Until recently, there was no housing association provision for "intermediate renters" — those who cannot afford to buy but whose income is too high for them to qualify for housing benefit.
The new schemes set rents at a discounted rate, 75 to 80 per cent of open-market rates, making it easier for people to build up a deposit. There are also "rent-to-buy" options where rent paid by tenants is deducted from a pre-agreed price to purchase the flat they live in.
In most cases, intermediate rental homes are part of new-build developments where shared-ownership and private sale flats are available, too. Housing associations also take nominations from council waiting lists so it is a good idea to register with your local authority, either the one where you live or where you work (or both).
Origin housing association, which operates mainly north of the river, has homes for rent at The Wrap, a boldly designed new-build scheme connected to Watford FC's stadium. Rents start at £520 a month for a one-bedroom apartment, excluding bills, and there is a £40-a-month service charge. Two-bedroom flats cost from £640 a month.
More than a third of the 221 homes at The Bloc, in Enfield, are intermediate rental flats and there are shared accommodation units, too, typically four-bedroom apartments with a kitchen and bathroom. Rents from £549 a month. Call 01923 234483 or visit originrentals.co.uk.
London & Quadrant offers a "rent-to-buy" option called Up-to-You, which gives back part of the rent paid after five years.
For more details of lower-cost rental schemes and homes available, visit www.firststepslondon.org. The website lets you select a borough and price range.
A 'BORIS BADGE' WILL HELP TO REASSURE RENTERS
Other moves are afoot to make life better for renters. The London Assembly is calling for longer tenancies (at least five years) and tax incentives for landlords who improve their properties. About a third of private-sector homes in London (about 280,000) fail to meet the Mayor's "decent homes" standard. He wants an "accreditation badge" so that tenants, estate agents and councils can have confidence that properties (and landlords) meet an acceptable standard.
Big financial institutions are targeting residential lettings for long-term property investment.
Aviva Investors is launching a property fund that will buy new-build flats in London and the South East for letting, partnering with volume house-builders such as Barratt and Berkeley Homes. The developments will operate like a branded midmarket hotel chain, offering set room rates, standardised interiors and a menu of paid-for extras.
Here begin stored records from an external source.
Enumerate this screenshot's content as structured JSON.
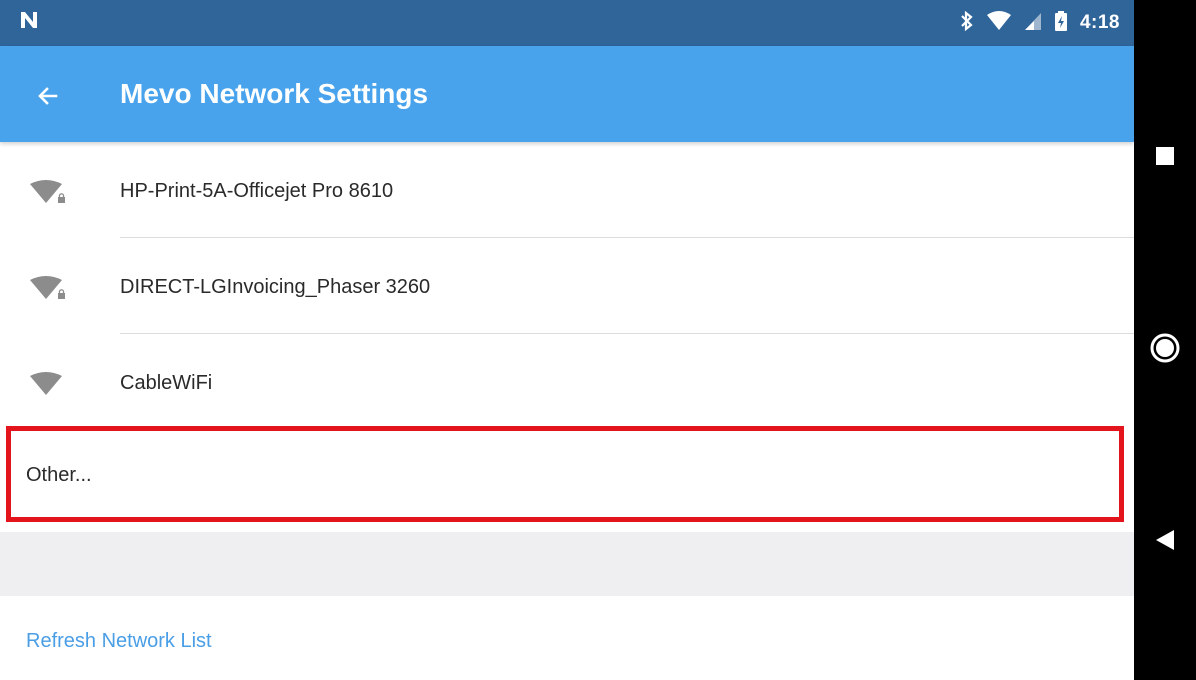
{
  "status_bar": {
    "notification_icon": "n-icon",
    "icons": [
      "bluetooth-icon",
      "wifi-signal-icon",
      "cell-signal-icon",
      "battery-icon"
    ],
    "time": "4:18"
  },
  "app_bar": {
    "back_icon": "arrow-left-icon",
    "title": "Mevo Network Settings"
  },
  "networks": [
    {
      "ssid": "HP-Print-5A-Officejet Pro 8610",
      "secured": true
    },
    {
      "ssid": "DIRECT-LGInvoicing_Phaser 3260",
      "secured": true
    },
    {
      "ssid": "CableWiFi",
      "secured": false
    }
  ],
  "other": {
    "label": "Other..."
  },
  "refresh": {
    "label": "Refresh Network List"
  },
  "nav_bar": {
    "icons": [
      "recents-square-icon",
      "home-circle-icon",
      "back-triangle-icon"
    ]
  },
  "colors": {
    "status_bar": "#30659a",
    "app_bar": "#48a3ec",
    "highlight": "#e3141b",
    "link": "#4a9ee6"
  }
}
Young London, which manages hundreds of new-build rentals on behalf of developers and investors, targets young professionals who want to live close to the main employment hubs of the West End, City and Docklands. New apartments at The Landmark, 500 metres from the Canary Wharf trading rooms, cost from £350 a week. At myBASE1, a new apartment scheme in Borough, rents start at £325 a week. Call 020 7593 3300 or visit www.younglondon.co.uk.
Figures from London-wide estate agent Winkworth show a considerable variation in private rents.
In general, rents are lower in south London, outer north London and parts of east London. And for extremes, while the cost of a one-bedroom flat in Notting Hill ranges between £1,200 and £2,600 a month, in Crystal Palace similar property would range from £650 to £820. Visit www.winkworth.co.uk.